WASHINGTON – Thirty-six municipal bond underwriters operating in the $3.7 trillion muni market will collectively pay about $9 million to settle civil charges over fraudulent offerings, as part of the first pact of its kind with U.S. regulators.
The Securities and Exchange Commission said Thursday that the charges stemmed from a March 2014 invitation to brokers and bond issuers to voluntarily report disclosure violations in offering documents, such as material misstatements and omissions.
“[It is] putting everyone on notice here that if there was any laxity on disclosure in the past it won’t be tolerated in the future,” said Richard Ciccarone, head of Iowa-based Merritt Research Services.
The cases were the first under the program intended to increase transparency in a lightly regulated sector.
Andrew Ceresney, head of the SEC’s enforcement division, said the firms represented about 70 percent of the dollar value of all municipal bonds issued in the United States during the four years ended on Sept. 30.
Among the firms charged include units of banks such as Bank of America Merrill Lynch, BNY Mellon, Goldman Sachs, Citigroup, JP Morgan, Royal Bank of Canada and Morgan Stanley. All have agreed to settle the charges without admitting or denying the allegations.
In exchange for self-reporting, issuers and underwriters were told they would receive favorable settlement terms.
The deadline for underwriters to self-report was in September, and the SEC first charged a bond issuer under the program in July.
Some argued that the SEC measures did not go far enough.
“It requires some self-policing on a go-forward basis … but what stops this from happening again?” said David Tawil, President of hedge fund Maglan Capital, who called the penalties “de minimis.”
A Citigroup spokesman said the company was pleased to resolve the matter, while representatives of the other banks declined to comment.
Academics and industry experts said they believed the SEC’s actions could help spur better disclosures in the market.
“The municipal bond market for many years has been criticized for its opaqueness,” said Andrew Clinton, president of Clinton Investment Management.

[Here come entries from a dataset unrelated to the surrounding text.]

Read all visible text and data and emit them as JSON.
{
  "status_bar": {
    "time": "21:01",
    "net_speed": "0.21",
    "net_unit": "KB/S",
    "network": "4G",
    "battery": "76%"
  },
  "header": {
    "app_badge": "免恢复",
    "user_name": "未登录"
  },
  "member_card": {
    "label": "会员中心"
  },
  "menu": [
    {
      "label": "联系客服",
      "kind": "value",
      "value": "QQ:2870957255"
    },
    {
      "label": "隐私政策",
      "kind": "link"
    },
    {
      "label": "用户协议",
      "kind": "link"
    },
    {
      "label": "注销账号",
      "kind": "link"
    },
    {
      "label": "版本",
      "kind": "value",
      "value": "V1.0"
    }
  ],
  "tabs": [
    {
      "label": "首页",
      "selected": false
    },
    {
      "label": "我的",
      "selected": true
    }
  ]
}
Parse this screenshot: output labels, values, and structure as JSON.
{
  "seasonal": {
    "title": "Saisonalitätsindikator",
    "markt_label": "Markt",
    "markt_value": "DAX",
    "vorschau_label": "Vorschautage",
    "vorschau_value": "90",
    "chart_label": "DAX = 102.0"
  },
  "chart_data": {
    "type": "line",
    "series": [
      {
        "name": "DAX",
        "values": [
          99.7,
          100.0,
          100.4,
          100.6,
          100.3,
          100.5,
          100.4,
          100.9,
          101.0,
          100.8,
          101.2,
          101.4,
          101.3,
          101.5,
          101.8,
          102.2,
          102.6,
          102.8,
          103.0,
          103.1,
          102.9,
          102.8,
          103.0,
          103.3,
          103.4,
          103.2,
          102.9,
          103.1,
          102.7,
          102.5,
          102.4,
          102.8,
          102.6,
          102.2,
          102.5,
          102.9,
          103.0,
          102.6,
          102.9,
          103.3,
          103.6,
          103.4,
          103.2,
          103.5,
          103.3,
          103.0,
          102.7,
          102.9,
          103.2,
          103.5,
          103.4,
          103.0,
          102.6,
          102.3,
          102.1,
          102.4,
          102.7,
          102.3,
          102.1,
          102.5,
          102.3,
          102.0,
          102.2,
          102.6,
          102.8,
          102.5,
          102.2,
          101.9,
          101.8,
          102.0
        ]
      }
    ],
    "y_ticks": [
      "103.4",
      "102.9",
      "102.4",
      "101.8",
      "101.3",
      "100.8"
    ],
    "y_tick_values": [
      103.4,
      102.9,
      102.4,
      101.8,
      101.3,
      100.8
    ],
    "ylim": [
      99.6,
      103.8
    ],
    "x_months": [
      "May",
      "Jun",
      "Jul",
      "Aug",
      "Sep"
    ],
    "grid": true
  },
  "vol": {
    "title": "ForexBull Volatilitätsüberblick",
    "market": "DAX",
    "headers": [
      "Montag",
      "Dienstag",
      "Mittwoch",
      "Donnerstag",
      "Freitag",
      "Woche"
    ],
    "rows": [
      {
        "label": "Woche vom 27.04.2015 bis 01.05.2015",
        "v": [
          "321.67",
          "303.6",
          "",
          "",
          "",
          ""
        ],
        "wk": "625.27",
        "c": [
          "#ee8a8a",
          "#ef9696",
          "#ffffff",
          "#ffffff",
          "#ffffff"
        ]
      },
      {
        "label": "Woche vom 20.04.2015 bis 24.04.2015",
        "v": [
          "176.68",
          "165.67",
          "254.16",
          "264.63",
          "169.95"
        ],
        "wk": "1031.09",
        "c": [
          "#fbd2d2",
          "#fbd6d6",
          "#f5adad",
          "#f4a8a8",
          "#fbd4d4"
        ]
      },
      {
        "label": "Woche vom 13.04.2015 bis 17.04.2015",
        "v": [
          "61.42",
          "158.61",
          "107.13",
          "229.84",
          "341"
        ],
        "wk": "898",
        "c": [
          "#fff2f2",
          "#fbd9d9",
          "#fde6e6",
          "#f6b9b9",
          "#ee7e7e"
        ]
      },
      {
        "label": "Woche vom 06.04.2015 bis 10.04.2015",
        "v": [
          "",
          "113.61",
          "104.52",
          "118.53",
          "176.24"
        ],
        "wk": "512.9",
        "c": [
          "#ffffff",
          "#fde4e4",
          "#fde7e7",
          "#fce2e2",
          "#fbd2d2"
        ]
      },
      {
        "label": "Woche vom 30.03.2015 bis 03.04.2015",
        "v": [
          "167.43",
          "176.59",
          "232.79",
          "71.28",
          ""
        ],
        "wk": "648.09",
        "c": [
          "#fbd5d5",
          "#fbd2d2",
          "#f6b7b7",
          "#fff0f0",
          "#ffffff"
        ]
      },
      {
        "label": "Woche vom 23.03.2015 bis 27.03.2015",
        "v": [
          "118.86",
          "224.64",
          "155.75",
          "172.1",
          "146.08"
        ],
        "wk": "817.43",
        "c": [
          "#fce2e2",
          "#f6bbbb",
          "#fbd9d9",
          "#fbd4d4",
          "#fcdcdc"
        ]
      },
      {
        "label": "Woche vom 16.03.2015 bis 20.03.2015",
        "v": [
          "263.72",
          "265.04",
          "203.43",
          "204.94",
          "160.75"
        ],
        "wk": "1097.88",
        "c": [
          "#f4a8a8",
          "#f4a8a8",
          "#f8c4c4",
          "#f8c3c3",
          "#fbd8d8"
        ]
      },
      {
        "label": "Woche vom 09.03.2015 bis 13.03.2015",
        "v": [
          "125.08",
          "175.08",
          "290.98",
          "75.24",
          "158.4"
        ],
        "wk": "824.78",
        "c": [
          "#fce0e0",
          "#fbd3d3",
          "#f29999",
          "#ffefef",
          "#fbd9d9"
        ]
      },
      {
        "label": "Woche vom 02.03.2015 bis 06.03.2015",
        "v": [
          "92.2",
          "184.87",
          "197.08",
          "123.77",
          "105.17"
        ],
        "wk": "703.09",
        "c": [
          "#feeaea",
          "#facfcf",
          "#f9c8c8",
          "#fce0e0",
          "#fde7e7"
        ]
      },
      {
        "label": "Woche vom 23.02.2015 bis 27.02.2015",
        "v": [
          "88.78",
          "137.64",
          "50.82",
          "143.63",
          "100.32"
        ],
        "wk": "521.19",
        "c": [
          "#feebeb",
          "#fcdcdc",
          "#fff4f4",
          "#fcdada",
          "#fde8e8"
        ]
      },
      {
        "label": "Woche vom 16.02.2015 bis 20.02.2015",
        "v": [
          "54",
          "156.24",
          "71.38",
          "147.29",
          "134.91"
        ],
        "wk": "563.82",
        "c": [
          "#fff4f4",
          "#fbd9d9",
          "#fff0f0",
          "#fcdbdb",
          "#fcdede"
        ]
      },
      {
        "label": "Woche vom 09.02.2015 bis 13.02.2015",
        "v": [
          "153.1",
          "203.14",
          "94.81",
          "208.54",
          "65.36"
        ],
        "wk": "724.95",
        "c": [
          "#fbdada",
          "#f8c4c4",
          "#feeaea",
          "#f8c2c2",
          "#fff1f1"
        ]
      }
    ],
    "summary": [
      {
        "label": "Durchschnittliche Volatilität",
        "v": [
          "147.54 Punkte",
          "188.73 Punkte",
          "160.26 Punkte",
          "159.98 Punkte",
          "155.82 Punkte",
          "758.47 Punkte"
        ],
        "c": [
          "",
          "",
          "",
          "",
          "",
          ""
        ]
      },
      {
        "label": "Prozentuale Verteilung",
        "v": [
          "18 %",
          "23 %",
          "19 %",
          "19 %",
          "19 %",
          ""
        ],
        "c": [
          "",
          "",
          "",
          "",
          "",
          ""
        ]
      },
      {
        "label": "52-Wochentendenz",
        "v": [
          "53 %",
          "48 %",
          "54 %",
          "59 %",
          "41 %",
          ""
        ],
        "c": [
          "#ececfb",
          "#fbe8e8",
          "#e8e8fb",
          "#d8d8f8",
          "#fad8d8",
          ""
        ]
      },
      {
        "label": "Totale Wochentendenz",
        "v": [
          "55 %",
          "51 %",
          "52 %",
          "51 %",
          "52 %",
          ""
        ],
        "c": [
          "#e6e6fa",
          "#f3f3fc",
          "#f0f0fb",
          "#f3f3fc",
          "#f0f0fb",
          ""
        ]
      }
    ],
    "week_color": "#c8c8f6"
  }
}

The settlement requires each firm to pay civil penalties based on the number and size of the fraudulent offering. The maximum penalty is $500,000 for large firms and $100,000 for smaller ones.
The firms also must hire independent consultants to review their policies and procedures.